Tom Clark had a sense of humor and a sense of perspective. Even after he had been elevated to the Supreme Court, he remained plain old Tom. He had no illusions about his ability to straighten out all the world's problems by 9 o'clock tomorrow morning.

Tom's boy, Ramsey, is different. In fact, Ramsey has been called a maverick and even a traitor.

Harsh words, those. Article 3, Section 3, Clause 1 of the Constitution says, "Treason against the United States shall consist only in levying war against them, or in adhering to their enemies, giving them aid and comfort."

The italics are mine. Ramsey, bless his pure heart, did not set out to adhere to our enemies or give them aid and comfort. He appointed himself the leader of a delegation to Iran's anti-American conference because he truly believed that our foreign policy was leading us toward disaster.

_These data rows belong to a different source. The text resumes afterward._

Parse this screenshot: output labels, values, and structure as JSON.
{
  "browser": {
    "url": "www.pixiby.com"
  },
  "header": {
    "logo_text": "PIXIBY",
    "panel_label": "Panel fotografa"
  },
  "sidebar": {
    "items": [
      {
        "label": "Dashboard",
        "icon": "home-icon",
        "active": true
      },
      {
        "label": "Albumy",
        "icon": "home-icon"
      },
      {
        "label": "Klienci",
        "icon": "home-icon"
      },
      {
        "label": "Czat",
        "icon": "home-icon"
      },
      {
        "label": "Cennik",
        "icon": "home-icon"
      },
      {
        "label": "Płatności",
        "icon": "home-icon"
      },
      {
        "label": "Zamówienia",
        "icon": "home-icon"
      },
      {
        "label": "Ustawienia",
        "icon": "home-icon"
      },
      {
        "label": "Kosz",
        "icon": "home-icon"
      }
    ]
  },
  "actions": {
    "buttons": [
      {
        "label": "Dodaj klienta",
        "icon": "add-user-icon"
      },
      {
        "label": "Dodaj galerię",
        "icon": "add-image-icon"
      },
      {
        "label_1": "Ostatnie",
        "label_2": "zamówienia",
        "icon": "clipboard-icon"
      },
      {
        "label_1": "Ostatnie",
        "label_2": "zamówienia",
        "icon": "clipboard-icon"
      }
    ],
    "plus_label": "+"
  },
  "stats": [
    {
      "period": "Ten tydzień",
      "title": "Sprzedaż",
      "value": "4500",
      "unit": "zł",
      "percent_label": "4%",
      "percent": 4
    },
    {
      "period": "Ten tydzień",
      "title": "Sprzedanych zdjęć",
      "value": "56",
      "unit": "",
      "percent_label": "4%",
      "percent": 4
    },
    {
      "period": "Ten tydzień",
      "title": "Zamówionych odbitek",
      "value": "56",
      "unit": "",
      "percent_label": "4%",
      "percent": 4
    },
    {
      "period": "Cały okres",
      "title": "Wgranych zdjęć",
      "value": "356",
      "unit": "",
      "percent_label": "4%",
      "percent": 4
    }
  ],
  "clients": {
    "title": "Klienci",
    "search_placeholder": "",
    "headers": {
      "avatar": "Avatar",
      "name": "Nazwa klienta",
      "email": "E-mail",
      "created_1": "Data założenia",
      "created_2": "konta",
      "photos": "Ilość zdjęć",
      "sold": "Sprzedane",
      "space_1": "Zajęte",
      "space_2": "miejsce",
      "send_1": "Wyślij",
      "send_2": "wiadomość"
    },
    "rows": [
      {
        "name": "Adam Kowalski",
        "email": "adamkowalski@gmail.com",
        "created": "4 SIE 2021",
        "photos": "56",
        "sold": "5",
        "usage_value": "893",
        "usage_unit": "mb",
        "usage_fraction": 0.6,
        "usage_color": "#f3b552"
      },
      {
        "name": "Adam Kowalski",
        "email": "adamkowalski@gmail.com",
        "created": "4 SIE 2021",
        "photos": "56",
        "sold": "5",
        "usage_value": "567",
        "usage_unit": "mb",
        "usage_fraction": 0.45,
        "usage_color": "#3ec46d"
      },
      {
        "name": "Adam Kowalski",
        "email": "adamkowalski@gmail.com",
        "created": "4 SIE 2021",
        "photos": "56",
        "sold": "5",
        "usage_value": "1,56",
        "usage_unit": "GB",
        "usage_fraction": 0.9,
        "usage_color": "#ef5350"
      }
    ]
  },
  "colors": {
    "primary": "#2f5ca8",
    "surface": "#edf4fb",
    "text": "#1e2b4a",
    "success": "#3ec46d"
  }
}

He just happened to approve of God's decision to sanctify him as a peacemaker.

As a former attorney general of the United States, appointee Clark knew that appointer Clark was putting the head of the American delegation to the conference into a dangerous predicament.

The Logan Act was passed by Congress to rebuke Quaker George Logan, who had gone to Paris to negotiate with French leaders in 1798.

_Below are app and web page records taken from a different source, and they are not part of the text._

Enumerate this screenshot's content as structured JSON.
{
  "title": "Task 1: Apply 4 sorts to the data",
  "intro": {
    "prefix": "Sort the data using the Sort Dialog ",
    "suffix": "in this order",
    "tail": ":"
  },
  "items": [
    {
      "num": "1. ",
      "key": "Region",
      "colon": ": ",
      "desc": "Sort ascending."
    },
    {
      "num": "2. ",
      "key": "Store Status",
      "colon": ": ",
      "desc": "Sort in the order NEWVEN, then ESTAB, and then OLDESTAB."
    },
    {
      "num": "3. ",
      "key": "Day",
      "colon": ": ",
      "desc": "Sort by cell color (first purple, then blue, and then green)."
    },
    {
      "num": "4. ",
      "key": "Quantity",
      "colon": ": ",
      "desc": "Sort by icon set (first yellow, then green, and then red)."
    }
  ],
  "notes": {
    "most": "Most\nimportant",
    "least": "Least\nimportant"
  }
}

In his "History of the People of the United States," historian John Bach McMaster referred to Logan as a man who acted as a "private envoy to France . . . a man of property, and possessed of that strange mixture of benevolence and conceit which, in little things, makes men busybodies but often turns them into benefactors when concerned with matters that are great."

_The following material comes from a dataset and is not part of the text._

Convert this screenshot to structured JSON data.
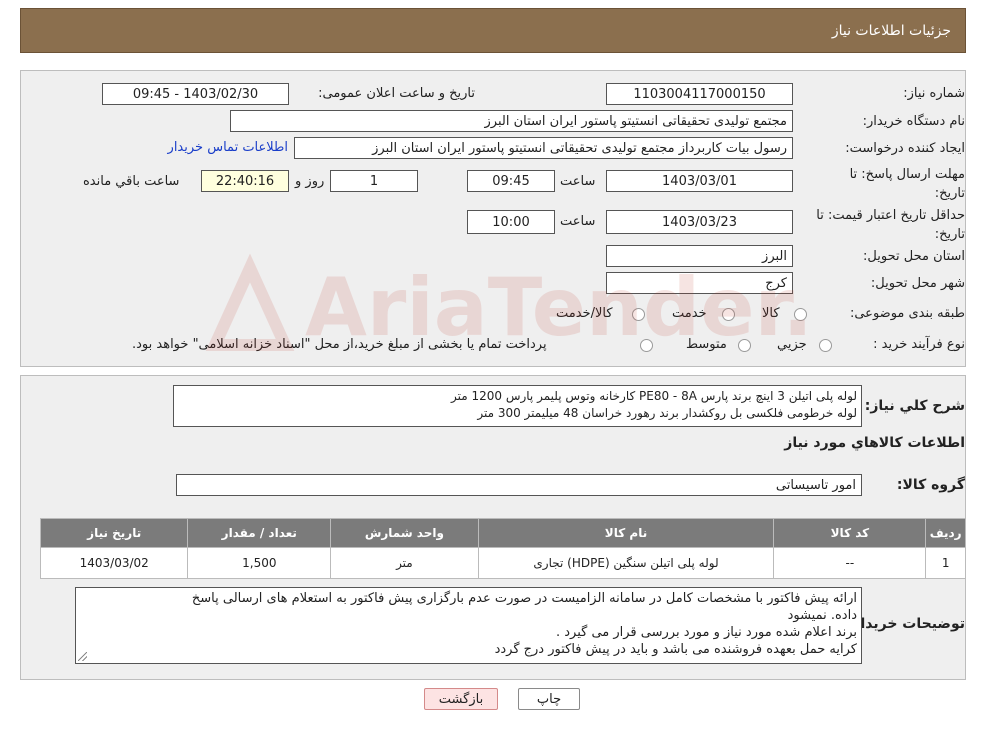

Congress was furious with Logan, just as official Washington is now furious about Ramsey Clark's meddling. In 1799, Congress passed what came to be known as the Logan Act, a law that imposes stiff penalties against any private citizen who corresponds privately with any foreign government or its agents in order to influence the actions of a foreign government toward us.

One assumes that as a former attorney general, Clark knew of the Logan Act and deliberately decided to ignore it. If there has ever been a successful prosecution under the Logan Act, it does not come readily to mind. s

Clark's decision to participate in an anti-American conference was made after careful thought. What went through his mind was possibly something on the order of, "Oh, Lord, this administration is mishandling the hostage crisis by refusing to engage in a dialogue with the Iranians and failing to convey to them that we understand their anguish today and the intolerable provocations that led them to rebellion against the shah. I sense a message taking form in my mind. I think it is my mission to listen to these people. You are sending me to Iran to reassure Iranians that the United States is not as insensitive to man's aspirations as Jimmy Carter would make it appear. n

"Give me strength, O Lord on high, to do my duty. Help me work out a compromise that will bring back our hostages. Put the proper words in my mouth, Almighty God, and help me persuade those people to let our diplomats go in peace."

But alas! When "the proper words" came out of Clark's mouth, they came out as a promise to "bring the shah to trial for his great crimes." Was the brilliant lawyer, the former attorney general, misquoted or misunderstood? No, we all heard him on television. He wasn't misquoted; he wasn't misunderstood. He had decided that the shah was guilty and therefore should be brought to trial for his great crimes. And in taking that position, our self-appointed representative made it plain that he would give the shah the same kind of fair trial the Iranians propose to give those notorious criminals and spies, the American diplomats they now hold hostage.

Liberals are sometimes looked down upon for being good-hearted and well-intentioned people rather than practical, hard-headed people.

Personnally, I'm rather fond of soft-hearted people. I like even Ramsey Clark. I think he means well.

But I'm afraid I'm prejudiced against former attorneys general who denounce people for being guilty of great crimes before they are brought to trial. I am also prejudiced against people who are so sure they know more about running our country than its oficials know that they try to usurp official authority by staging righteous coups.

The United States has for almost 200 years been forgiving well-intentioned bumblers who meddle in U.S. foreign policy, but this creates some problems. The next to fancy himself as a proper delegate to an anti-American conference may be Don Rickles or my first wife or (the thought of it causes my hands to tremble) you .

Please don't do it. You may mean well, but we already have more problems than we really need.